TASK DIRECTIONS: Wherever the word "quantity" appears in a line of the records, copy that line.

DATA FOR ANALYSIS:
++++++
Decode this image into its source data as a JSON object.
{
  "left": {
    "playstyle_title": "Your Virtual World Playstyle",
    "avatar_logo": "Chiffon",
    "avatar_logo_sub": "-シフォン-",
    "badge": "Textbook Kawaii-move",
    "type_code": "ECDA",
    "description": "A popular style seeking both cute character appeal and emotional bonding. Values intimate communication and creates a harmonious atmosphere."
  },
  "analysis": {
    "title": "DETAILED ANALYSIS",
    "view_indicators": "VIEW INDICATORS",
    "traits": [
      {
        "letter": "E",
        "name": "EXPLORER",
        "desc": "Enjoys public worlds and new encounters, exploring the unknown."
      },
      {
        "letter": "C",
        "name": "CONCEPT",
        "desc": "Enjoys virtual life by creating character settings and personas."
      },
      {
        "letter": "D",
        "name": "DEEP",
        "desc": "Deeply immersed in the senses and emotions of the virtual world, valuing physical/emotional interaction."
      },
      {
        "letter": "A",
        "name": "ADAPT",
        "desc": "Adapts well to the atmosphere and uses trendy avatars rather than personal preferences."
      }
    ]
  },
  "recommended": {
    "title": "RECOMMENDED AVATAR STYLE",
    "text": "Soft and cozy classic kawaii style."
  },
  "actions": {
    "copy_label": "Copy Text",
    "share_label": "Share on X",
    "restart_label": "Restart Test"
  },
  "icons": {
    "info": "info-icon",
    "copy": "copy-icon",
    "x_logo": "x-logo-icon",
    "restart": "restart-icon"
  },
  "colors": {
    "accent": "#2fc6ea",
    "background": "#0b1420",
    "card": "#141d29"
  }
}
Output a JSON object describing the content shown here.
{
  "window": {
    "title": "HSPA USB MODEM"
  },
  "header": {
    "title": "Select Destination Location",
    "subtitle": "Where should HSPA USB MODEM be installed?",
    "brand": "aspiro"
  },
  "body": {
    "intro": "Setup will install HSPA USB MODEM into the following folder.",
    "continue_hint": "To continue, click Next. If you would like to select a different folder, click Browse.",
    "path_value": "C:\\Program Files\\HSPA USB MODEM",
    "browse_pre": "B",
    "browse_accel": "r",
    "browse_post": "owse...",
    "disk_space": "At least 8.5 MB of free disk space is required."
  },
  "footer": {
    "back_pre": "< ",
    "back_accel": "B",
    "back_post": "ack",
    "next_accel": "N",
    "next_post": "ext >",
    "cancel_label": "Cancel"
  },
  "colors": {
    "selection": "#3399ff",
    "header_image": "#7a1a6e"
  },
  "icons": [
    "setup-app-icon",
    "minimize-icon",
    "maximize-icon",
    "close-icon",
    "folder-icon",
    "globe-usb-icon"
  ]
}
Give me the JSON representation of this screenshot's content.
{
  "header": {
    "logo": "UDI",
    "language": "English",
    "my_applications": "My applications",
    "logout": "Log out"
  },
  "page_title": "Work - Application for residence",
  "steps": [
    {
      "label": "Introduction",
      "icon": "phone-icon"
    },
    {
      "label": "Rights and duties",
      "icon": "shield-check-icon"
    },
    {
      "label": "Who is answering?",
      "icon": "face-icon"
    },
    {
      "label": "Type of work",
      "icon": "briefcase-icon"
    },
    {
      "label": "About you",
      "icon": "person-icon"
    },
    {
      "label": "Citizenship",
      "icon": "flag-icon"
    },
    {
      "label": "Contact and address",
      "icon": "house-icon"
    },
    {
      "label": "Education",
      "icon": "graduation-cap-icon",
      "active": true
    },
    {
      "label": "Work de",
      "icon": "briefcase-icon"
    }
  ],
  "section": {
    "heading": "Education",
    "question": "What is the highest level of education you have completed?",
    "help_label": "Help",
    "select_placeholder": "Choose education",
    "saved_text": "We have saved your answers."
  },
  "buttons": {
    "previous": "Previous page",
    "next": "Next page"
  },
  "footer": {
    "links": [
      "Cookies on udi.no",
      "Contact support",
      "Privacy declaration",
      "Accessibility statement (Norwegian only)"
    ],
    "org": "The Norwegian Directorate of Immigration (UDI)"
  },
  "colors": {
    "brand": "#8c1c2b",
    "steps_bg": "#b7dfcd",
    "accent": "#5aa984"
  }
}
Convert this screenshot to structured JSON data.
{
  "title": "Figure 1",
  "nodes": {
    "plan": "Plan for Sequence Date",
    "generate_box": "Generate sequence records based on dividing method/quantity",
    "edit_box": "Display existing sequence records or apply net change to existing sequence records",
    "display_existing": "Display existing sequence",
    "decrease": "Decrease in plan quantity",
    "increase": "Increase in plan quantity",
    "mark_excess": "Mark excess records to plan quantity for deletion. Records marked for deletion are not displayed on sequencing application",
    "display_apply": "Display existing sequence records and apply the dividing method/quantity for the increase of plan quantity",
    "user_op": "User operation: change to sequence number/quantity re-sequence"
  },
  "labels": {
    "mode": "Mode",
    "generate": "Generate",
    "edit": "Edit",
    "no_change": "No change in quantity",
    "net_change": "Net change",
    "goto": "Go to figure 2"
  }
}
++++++
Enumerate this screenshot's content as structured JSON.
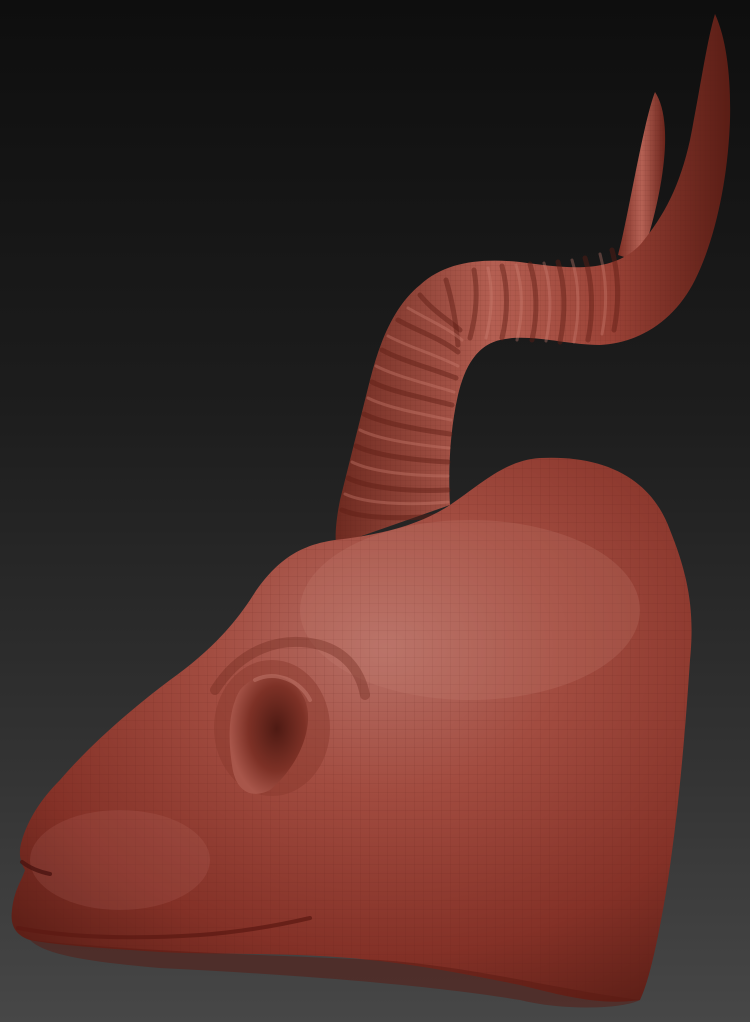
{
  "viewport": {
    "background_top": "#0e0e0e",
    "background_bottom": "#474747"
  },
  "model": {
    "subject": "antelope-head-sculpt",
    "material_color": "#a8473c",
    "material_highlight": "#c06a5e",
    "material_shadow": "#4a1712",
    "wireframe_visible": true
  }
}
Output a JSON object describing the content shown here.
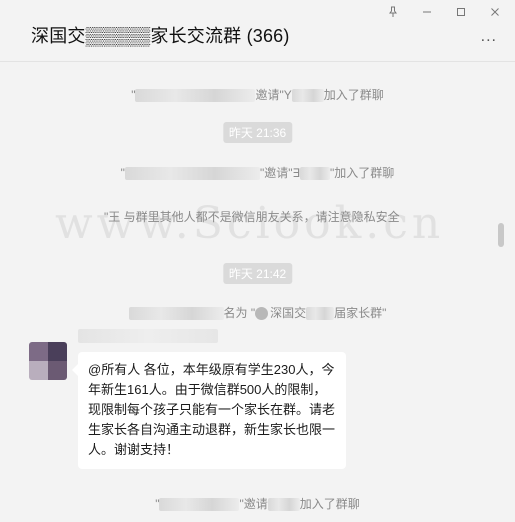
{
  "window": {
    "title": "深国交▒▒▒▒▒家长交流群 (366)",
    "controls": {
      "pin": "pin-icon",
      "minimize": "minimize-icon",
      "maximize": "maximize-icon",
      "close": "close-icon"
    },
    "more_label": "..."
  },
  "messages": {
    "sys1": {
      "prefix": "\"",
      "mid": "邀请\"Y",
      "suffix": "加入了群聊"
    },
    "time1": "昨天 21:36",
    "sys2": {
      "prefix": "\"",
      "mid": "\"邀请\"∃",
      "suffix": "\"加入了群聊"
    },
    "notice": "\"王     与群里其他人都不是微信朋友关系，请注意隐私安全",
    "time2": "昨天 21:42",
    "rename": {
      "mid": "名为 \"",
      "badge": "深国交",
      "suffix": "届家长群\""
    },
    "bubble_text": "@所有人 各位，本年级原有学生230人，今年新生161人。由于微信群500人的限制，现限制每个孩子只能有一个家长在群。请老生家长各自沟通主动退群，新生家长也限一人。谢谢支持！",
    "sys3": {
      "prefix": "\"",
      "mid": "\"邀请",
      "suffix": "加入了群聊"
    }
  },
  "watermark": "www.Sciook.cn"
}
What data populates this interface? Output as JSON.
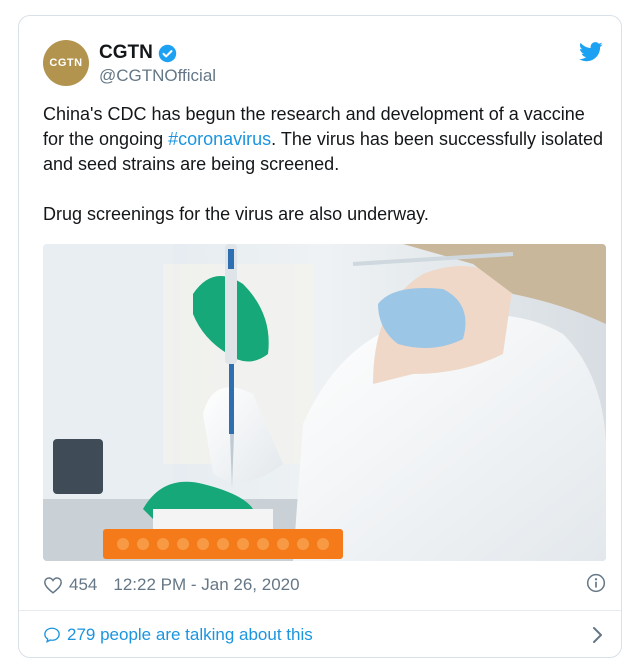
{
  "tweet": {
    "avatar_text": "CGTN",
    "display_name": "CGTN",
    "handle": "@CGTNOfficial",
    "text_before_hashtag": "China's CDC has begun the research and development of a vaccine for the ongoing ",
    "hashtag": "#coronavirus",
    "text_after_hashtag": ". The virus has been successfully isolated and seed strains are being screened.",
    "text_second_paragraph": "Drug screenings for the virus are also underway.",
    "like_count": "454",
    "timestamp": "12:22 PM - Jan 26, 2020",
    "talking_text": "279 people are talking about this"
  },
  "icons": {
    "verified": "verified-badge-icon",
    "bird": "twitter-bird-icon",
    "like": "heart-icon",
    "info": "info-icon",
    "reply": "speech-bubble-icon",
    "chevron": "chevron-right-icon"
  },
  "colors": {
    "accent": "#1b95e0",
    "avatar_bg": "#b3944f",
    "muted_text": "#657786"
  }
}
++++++
PROBLEM SOLUTION:
    "generate_box": "Generate sequence records based on dividing method/quantity",
    "decrease": "Decrease in plan quantity",
    "increase": "Increase in plan quantity",
    "mark_excess": "Mark excess records to plan quantity for deletion. Records marked for deletion are not displayed on sequencing application",
    "display_apply": "Display existing sequence records and apply the dividing method/quantity for the increase of plan quantity",
    "user_op": "User operation: change to sequence number/quantity re-sequence"
    "no_change": "No change in quantity",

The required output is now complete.